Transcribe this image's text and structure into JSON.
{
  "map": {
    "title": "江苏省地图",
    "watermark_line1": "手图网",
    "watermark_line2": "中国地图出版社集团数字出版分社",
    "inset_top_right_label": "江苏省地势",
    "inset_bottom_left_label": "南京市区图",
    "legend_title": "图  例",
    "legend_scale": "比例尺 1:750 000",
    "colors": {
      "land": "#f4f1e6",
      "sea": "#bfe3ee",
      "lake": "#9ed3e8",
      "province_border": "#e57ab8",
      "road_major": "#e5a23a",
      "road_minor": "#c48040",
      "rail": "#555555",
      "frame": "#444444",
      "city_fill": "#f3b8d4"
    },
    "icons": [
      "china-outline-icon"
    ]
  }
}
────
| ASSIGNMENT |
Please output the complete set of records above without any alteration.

| REPLY TO THE TASK |
Transcribe this image's text and structure into JSON.
{
  "map": {
    "title": "江苏省地图",
    "watermark_line1": "手图网",
    "watermark_line2": "中国地图出版社集团数字出版分社",
    "inset_top_right_label": "江苏省地势",
    "inset_bottom_left_label": "南京市区图",
    "legend_title": "图  例",
    "legend_scale": "比例尺 1:750 000",
    "colors": {
      "land": "#f4f1e6",
      "sea": "#bfe3ee",
      "lake": "#9ed3e8",
      "province_border": "#e57ab8",
      "road_major": "#e5a23a",
      "road_minor": "#c48040",
      "rail": "#555555",
      "frame": "#444444",
      "city_fill": "#f3b8d4"
    },
    "icons": [
      "china-outline-icon"
    ]
  }
}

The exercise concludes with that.